OTTAWA (Wednesday, Oct. 19, 2022) — The Ottawa People’s Commission on the Convoy Occupation is announcing six new dates for public hearings to gather further testimony from Ottawa residents about the impacts of the January-February trucker blockade in the city’s downtown core.
The new slate of hearings follows news that the OPC has received a substantial new donation to help fund its grassroots inquiry into the severe and lingering impacts of the convoy occupation.
To date, the Commission has held four hearings — including two in-person and two online sessions — during which more than 20 witnesses have described their experiences of last winter’s convoy occupation. One of those sessions focused on hearing from persons living with disabilities about how the disruptions caused by the three-week shutdown of central Ottawa affected their lives. Another hearing gave convoy supporters a chance to express their views.
The next six hearings are scheduled to take place as follows:
- Thursday, Oct. 20, 2-4 p.m. (online)
- Thursday, Oct. 27, 7-9:15 p.m. (online)

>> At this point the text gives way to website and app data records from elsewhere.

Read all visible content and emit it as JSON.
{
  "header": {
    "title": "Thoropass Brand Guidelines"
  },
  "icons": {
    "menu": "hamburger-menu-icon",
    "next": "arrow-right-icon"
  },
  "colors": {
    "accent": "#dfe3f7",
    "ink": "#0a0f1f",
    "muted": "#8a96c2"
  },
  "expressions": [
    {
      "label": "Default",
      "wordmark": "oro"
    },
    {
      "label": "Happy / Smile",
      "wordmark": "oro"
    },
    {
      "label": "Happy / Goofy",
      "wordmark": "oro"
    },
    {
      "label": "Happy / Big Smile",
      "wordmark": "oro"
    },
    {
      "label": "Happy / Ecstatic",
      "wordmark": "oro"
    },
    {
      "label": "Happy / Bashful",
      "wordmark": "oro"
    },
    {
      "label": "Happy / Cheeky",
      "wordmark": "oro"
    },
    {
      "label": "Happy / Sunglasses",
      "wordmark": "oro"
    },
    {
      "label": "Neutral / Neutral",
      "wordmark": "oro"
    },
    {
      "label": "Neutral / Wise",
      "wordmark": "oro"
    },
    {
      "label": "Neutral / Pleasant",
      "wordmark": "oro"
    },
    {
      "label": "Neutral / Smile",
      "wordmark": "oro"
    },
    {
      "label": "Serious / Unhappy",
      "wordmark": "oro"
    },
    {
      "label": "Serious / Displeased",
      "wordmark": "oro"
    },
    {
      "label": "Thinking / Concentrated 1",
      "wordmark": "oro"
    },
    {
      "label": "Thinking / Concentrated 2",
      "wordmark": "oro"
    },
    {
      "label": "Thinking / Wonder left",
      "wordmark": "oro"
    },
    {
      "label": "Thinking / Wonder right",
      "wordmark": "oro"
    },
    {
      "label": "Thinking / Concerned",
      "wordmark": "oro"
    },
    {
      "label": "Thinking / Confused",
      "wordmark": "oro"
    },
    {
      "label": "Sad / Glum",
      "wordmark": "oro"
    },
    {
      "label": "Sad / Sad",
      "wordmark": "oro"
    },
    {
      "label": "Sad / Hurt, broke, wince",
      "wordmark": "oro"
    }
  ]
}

- Saturday, Nov. 5, 1-3:15 p.m. (Jack Purcell Community Centre, 320 Jack Purcell Lane at Elgin Street)
- Tuesday, Nov. 8, 7-9:15 p.m. (online)
- Wednesday, Nov. 16, 7-9:15 p.m. (online)
- Thursday, Nov. 24, 2-4 p.m. (online)
Residents who wish to appear before the Commission at public hearings are asked to register through the OPC website, opc-cpo.ca. Dozens of written submissions have been received to date and community members are encouraged to join in sharing their own written accounts of their experiences during the occupation. As well, the Commission welcomes proposals for redress and remedial action.
The OPC is also pleased to announce funding from Maytree. This funding supports the Commission’s operations, in keeping with Maytree’s mission to foster a Canadian network of “Human Rights Cities” — urban communities where democratic decision-making is guided by principles of social and economic rights.
The Maytree gift adds to a growing base of support for commission activities that includes a founding $25,000 donation from the Ken and Debbie Rubin Public Interest Advocacy Fund and a generous gift from the MakeWay Foundation.
The Commission is funded by donations from the public, foundations, businesses, unions, and local agencies committed to rebuilding and renewing our community. Donations can be made at opc-cpo.ca.
For more information visit opc-cpo.ca or contact:
Gaëlle Muderi, OPC project coordinator